by Patricia L. Morin
Jaclyn Backhaus’ “Wives,” a comic satire spanning five centuries in four acts, mixes exaggerated caricatures of women as they struggle with the roles of wife, lover, and mother.
“Wives” begins in the kitchen of medieval French king Henry II, then whisks us to Ernest Hemingway’s funeral in 1961. Then Backhaus takes us back to the last Maharaja’s harem in 1920s India.
In medieval France, royal girlfriend Diane de Poitiers (Anisha Jagannathan) and Queen Catherine de Medici (Jasmine Sharma) attack each other with spiteful, jealous accusations. After King Henry (Kunal Prasad) dies comically, we are delighted to see Diane and Catherine evolve from foes to friends, forming a new sisterhood.
Next, at Hemingway’s funeral, his three surviving wives compare their roles. First wife, Hadley (Sharma) asserts, “The first wife is the best, there is no background.” Sharma curls into a ball as she beautifully describes the inner woman of the time:
full of regret for a face she had made
afraid to speak up about what she wanted
. . .
by contracting her physical space
so that she took up less of it
. . .
by squeezing herself
a snail into its shell
These cultural “rules” still apply to women trapped in unwanted roles.
We quickly realize that “Wives” subverts the stereotypical hatred between wives and girlfriends. Playing with women’s feelings as wives and lovers, Backhaus uses earthy modern language to signal their new-found independence.
They celebrate the burning of Hemingway’s prize trophy, a huge blue swordfish, to express their unity and liberation.

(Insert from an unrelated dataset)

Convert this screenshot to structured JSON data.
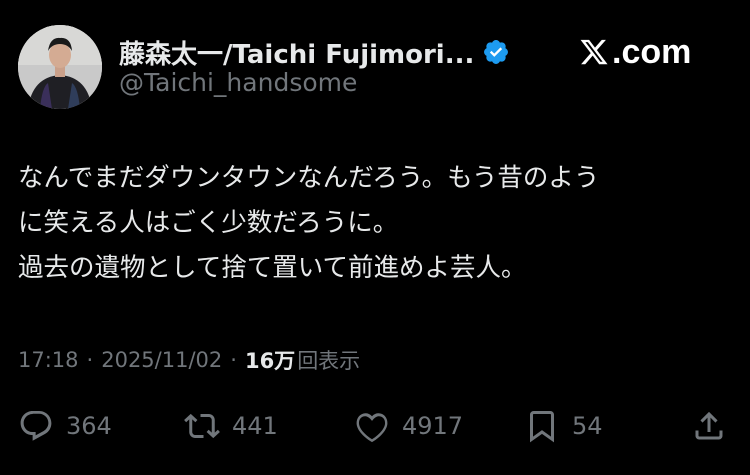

These women step away from the misogyny of their clueless husbands; but they still see themselves from a man’s point of view.
In the last days of British-occupied India, the royal concubine and the Maharani find complicated reasons for another comic alliance between traditionally opposed women. They still struggle with their roles of wife, lover, and mother. Although they find clever ways to unite as women, they still operate under a patriarchy.
Director Lavina Jadhwani leans toward exploiting the satire to near folly, setting a swift pace and comic intensity with the four fine actors. Costume designer Courtney Flores’ stunning dresses draw us into each era’s time warping scenerio.
Vibrant Rebecca Schweitzer covers diverse roles—from rough-handed French cook, to bumbling British Commander, to an aspiring witch at Oxbridge University. She evokes the playwright’s ancestors to interrogate them on their repressed feelings.
“Wives” begins to feel frantic, losing touch with its feminist point. By the end, the women are chanting over and over, like a spinning top out of control:
everything about us is right
everything about us was right
everything about us will be alright
In the Oxbridge scene, among magical incantations, the wives lose our sympathy—as they look to the past, not the present.
“Wives” mixes daring comedy with the historical roles of women to tear down stereotypes. Backhaus invites women to see ourselves anew once again, with a better perspective on family, love, and other women.
“Wives” by Jaclyn Backhaus, directed by Lavina Jadhwani, at Aurora Theatre, Berkeley, California. Info: AuroraTheatre.org – to Sunday, July 24, 2022.
Cast: Anisha Jagannathan, Kunal Prasad, Rebecca Schwitzer, and Jasmine Sharma.
Banner photo: Anisha Jagannathan, Jasmine Sharma, and Rebecca Schweitzer. Photos by Kevin Berne